Simple, you build your program with one thing in mind…

In order to truly express Anterior Power you must first build Posterior Stability.

Now, considering the title to this article, “You Can’t Shoot a Cannon from A Row Boat”, I want you to visualize a cannon being shot from an actual row boat…

Yep, absolute disaster.

The cannon fires and the boat goes exploding back most likely sinking the row boat and killing everyone on board.  Of course, this analogy is a bit of an exaggeration, but I’m sure you get the picture.

Without a base of support and stability on the backside there cannot be any violent movement forward. 

So, how do you go about programming to build Posterior Stability in order to truly express Anterior Power?

Here are my 4 Rules for Programming for Posterior Stability:

1: Start with Stability Based Isometric Holds:

Isometric holds teach proper positioning and do an outstanding job of building strength and stability.  Especially when it comes to the upper back and the musculature that controls the forward velocity of the arm, isometric holds do an exceptional job.  When dealing with young or untrained athletes isometric holds should be a focal point of your programming.

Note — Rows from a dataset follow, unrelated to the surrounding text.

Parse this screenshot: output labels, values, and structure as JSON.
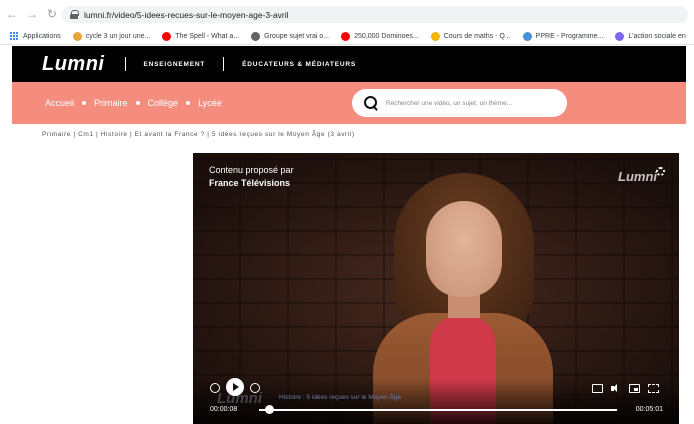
{
  "browser": {
    "url": "lumni.fr/video/5-idees-recues-sur-le-moyen-age-3-avril",
    "bookmarks": [
      {
        "label": "Applications",
        "icon": "apps-grid-icon",
        "color": "#4285f4"
      },
      {
        "label": "cycle 3 un jour une...",
        "icon": "chrome-icon",
        "color": "#e8a33d"
      },
      {
        "label": "The Spell - What a...",
        "icon": "youtube-icon",
        "color": "#ff0000"
      },
      {
        "label": "Groupe sujet vrai o...",
        "icon": "globe-icon",
        "color": "#5f6368"
      },
      {
        "label": "250,000 Dominoes...",
        "icon": "youtube-icon",
        "color": "#ff0000"
      },
      {
        "label": "Cours de maths - Q...",
        "icon": "bookmark-icon",
        "color": "#f4b400"
      },
      {
        "label": "PPRE - Programme...",
        "icon": "bookmark-icon",
        "color": "#4a90d9"
      },
      {
        "label": "L'action sociale en",
        "icon": "bookmark-icon",
        "color": "#7b68ee"
      }
    ]
  },
  "site": {
    "logo": "Lumni",
    "top_links": [
      "ENSEIGNEMENT",
      "ÉDUCATEURS & MÉDIATEURS"
    ],
    "nav": [
      "Accueil",
      "Primaire",
      "Collège",
      "Lycée"
    ],
    "search_placeholder": "Rechercher une vidéo, un sujet, un thème...",
    "accent_color": "#f58d7f"
  },
  "breadcrumb": "Primaire  |  Cm1  |  Histoire  |  Et avant la France ?  |  5 idées reçues sur le Moyen Âge (3 avril)",
  "video": {
    "credit_line1": "Contenu proposé par",
    "credit_line2": "France Télévisions",
    "watermark": "Lumni",
    "title": "Histoire : 5 idées reçues sur le Moyen Âge",
    "elapsed": "00:00:08",
    "duration": "00:05:01",
    "progress": 0.027
  }
}
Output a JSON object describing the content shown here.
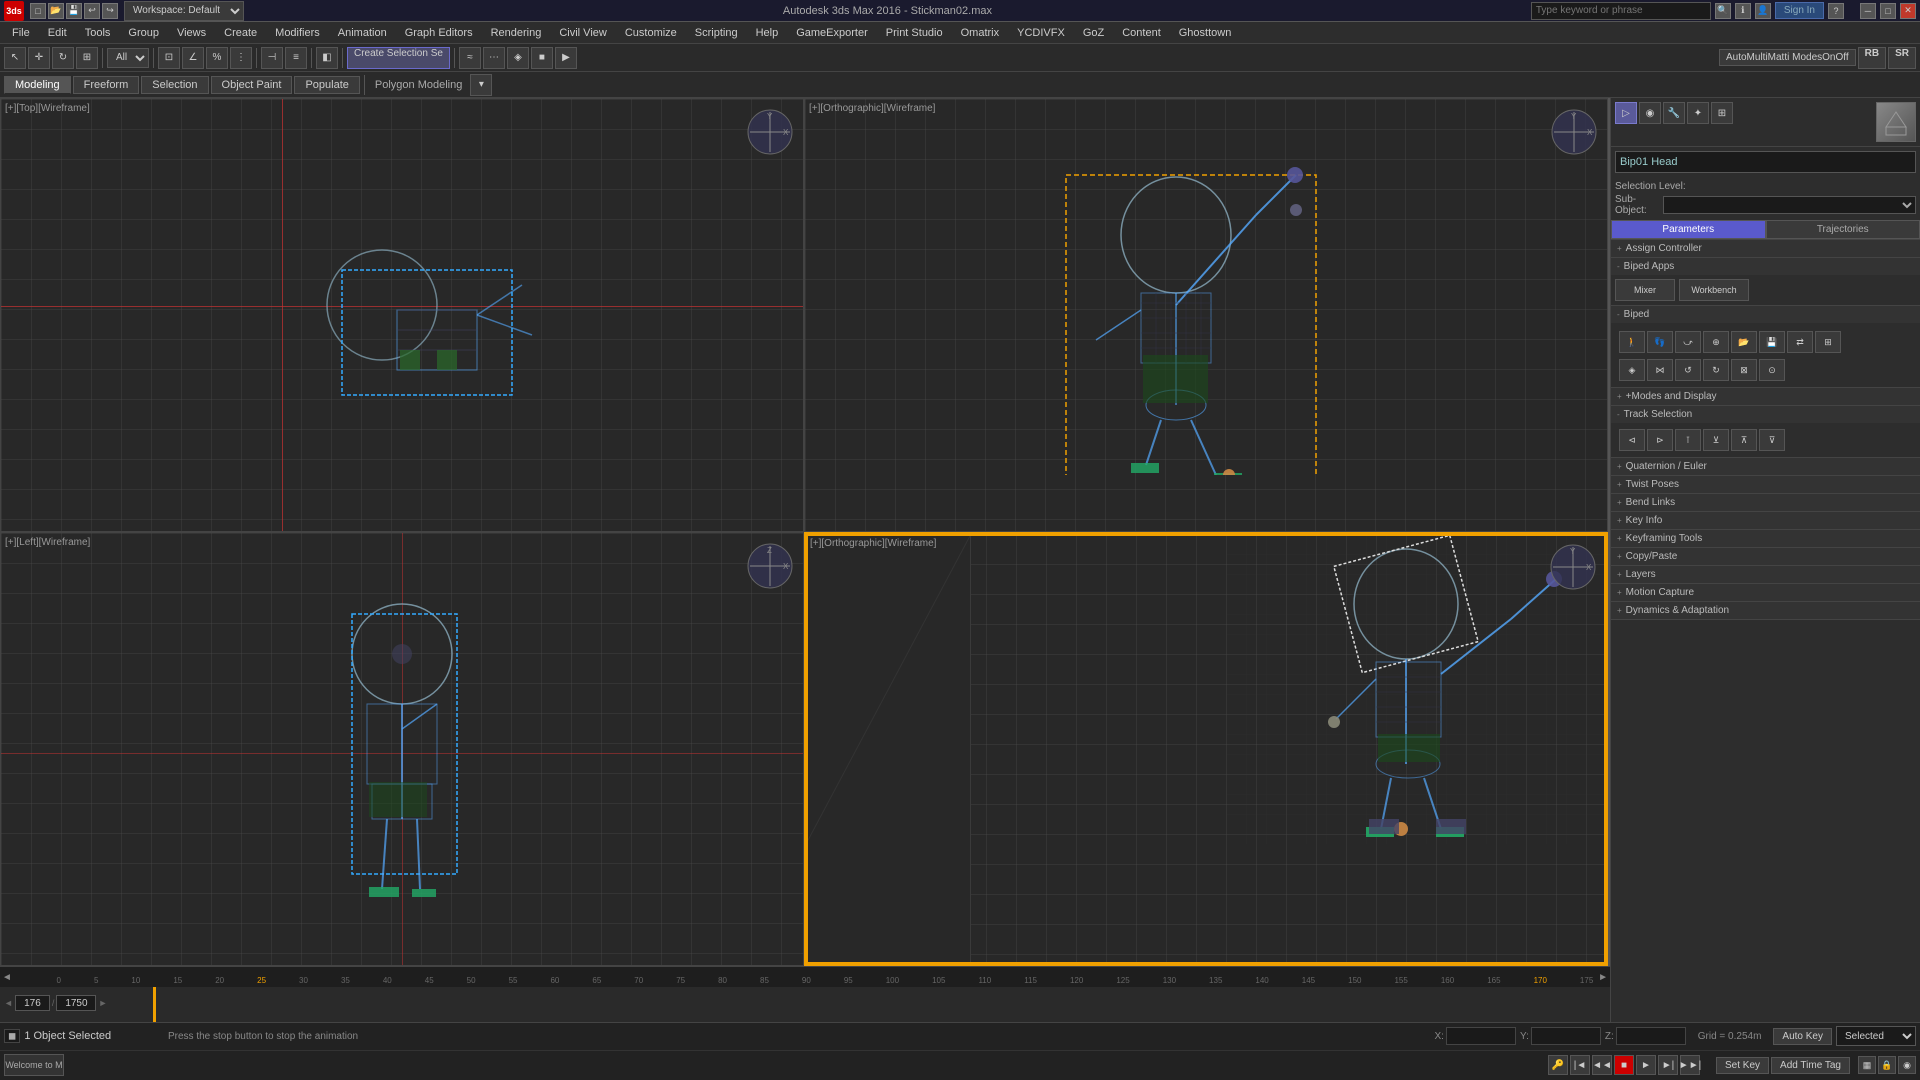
{
  "app": {
    "title": "Autodesk 3ds Max 2016 - Stickman02.max"
  },
  "titlebar": {
    "logo": "3ds",
    "workspace_label": "Workspace: Default",
    "search_placeholder": "Type keyword or phrase",
    "sign_in": "Sign In",
    "close": "✕",
    "maximize": "□",
    "minimize": "─",
    "help": "?"
  },
  "menubar": {
    "items": [
      "File",
      "Edit",
      "Tools",
      "Group",
      "Views",
      "Create",
      "Modifiers",
      "Animation",
      "Graph Editors",
      "Rendering",
      "Civil View",
      "Customize",
      "Scripting",
      "Help",
      "GameExporter",
      "Print Studio",
      "Omatrix",
      "YCDIVFX",
      "GoZ",
      "Content",
      "Ghosttown"
    ]
  },
  "toolbar": {
    "workspace": "Workspace: Default",
    "view_dropdown": "All",
    "create_selection": "Create Selection Se",
    "rb_btn": "RB",
    "sr_btn": "SR",
    "modes_btn": "AutoMultiMatti ModesOnOff"
  },
  "subtoolbar": {
    "tabs": [
      "Modeling",
      "Freeform",
      "Selection",
      "Object Paint",
      "Populate"
    ],
    "active_tab": "Modeling",
    "sub_label": "Polygon Modeling"
  },
  "viewports": [
    {
      "id": "vp-topleft",
      "label": "[+][Top][Wireframe]",
      "active": false,
      "position": "top-left"
    },
    {
      "id": "vp-topright",
      "label": "[+][Orthographic][Wireframe]",
      "active": false,
      "position": "top-right"
    },
    {
      "id": "vp-bottomleft",
      "label": "[+][Left][Wireframe]",
      "active": false,
      "position": "bottom-left"
    },
    {
      "id": "vp-bottomright",
      "label": "[+][Orthographic][Wireframe]",
      "active": true,
      "position": "bottom-right"
    }
  ],
  "right_panel": {
    "object_name": "Bip01 Head",
    "selection_level_label": "Selection Level:",
    "sub_object_label": "Sub-Object:",
    "tabs": [
      "Parameters",
      "Trajectories"
    ],
    "active_tab": "Parameters",
    "sections": [
      {
        "label": "Assign Controller",
        "expanded": false
      },
      {
        "label": "Biped Apps",
        "expanded": false
      },
      {
        "label": "Mixer",
        "expanded": false
      },
      {
        "label": "Workbench",
        "expanded": false
      },
      {
        "label": "Biped",
        "expanded": true
      },
      {
        "label": "+Modes and Display",
        "expanded": true
      },
      {
        "label": "Track Selection",
        "expanded": true
      },
      {
        "label": "Quaternion / Euler",
        "expanded": false
      },
      {
        "label": "Twist Poses",
        "expanded": false
      },
      {
        "label": "Bend Links",
        "expanded": false
      },
      {
        "label": "Key Info",
        "expanded": false
      },
      {
        "label": "Keyframing Tools",
        "expanded": false
      },
      {
        "label": "Copy/Paste",
        "expanded": false
      },
      {
        "label": "Layers",
        "expanded": false
      },
      {
        "label": "Motion Capture",
        "expanded": false
      },
      {
        "label": "Dynamics & Adaptation",
        "expanded": false
      }
    ]
  },
  "timeline": {
    "current_frame": "176",
    "total_frames": "1750",
    "ticks": [
      "0",
      "5",
      "10",
      "15",
      "20",
      "25",
      "30",
      "35",
      "40",
      "45",
      "50",
      "55",
      "60",
      "65",
      "70",
      "75",
      "80",
      "85",
      "90",
      "95",
      "100",
      "105",
      "110",
      "115",
      "120",
      "125",
      "130",
      "135",
      "140",
      "145",
      "150",
      "155",
      "160",
      "165",
      "170",
      "175"
    ]
  },
  "statusbar": {
    "object_selected": "1 Object Selected",
    "message": "Press the stop button to stop the animation",
    "x_label": "X:",
    "y_label": "Y:",
    "z_label": "Z:",
    "grid_info": "Grid = 0.254m",
    "auto_key": "Auto Key",
    "selected": "Selected",
    "set_key": "Set Key",
    "add_time_tag": "Add Time Tag"
  }
}
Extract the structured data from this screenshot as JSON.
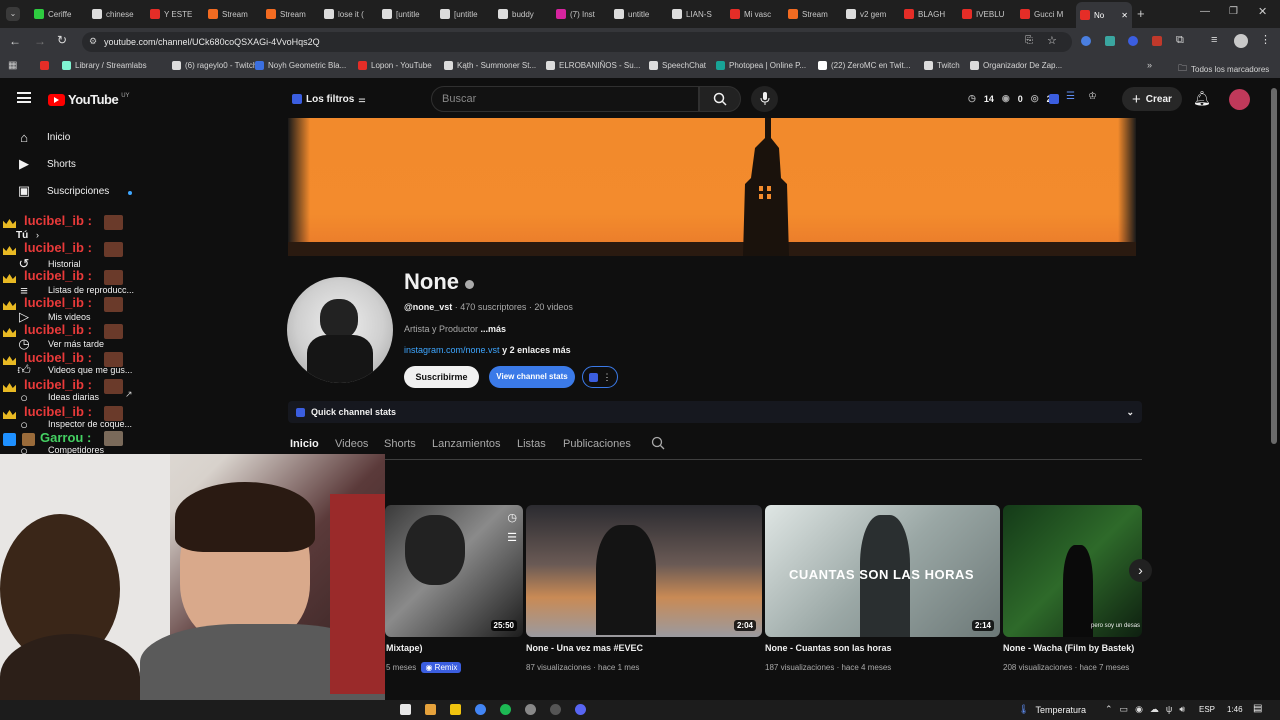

2: High Volume for the Upper Back:  

When you design your program you should make a habit of counting the total number of ‘push’ reps and ‘pull’ reps.  When you do, this allows you to ensure that your ratio of pull to push is 2:1. This means that for every push rep you should have two pull reps.  By doing this you will be certain that your athletes will have the proper stability needed to produce Anterior Power.

3: Controlled lifting tempos.  “The 1-2-3 method for Posterior Stability”:  

This is a big one and can literally change the way your athletes train.  When you teach any pull movement for the upper body teach your athletes how to lift with tempo.  What the 1-2-3 method dictates is that the concentric phase should take about one second, the isometric phase should be a two second pause, and the eccentric phase should take three seconds. By doing this you increase the time-under-tension of the movement which increases the muscle mass of the upper back and provides great stability.

4: Pair Anterior Power Lifts w/ Posterior Stability Movements:  

When you are training your Strength/Power lifts take the recovery time and incorporate some low amplitude movements.  I will typically pair a press movement with either a band pull apart or a face pull.  For squatting movements, I will pair a hip bridge hold or an eccentric kneed extension movement.  By doing this you allow your rest time to be optimized by incorporating lifts that benefit the Anterior Power movement and provide both stability and structure.

So, if you take these four tactics and incorporate them into your training you should see a drastic increase in the amount of Anterior Power your athletes will be able to produce.

Now you will be firing your cannon from a large, sturdy ship, that is capable of allowing you to hit your target and reload for your next shot.

This entry was posted in Uncategorized. Bookmark the permalink.

Leave a Reply

Fill in your details below or click an icon to log in:

WordPress.com Logo

You are commenting using your WordPress.com account. Log Out /  Change )

Google photo

You are commenting using your Google account. Log Out /  Change )

Twitter picture

You are commenting using your Twitter account. Log Out /  Change )

Facebook photo

You are commenting using your Facebook account. Log Out /  Change )

Connecting to %s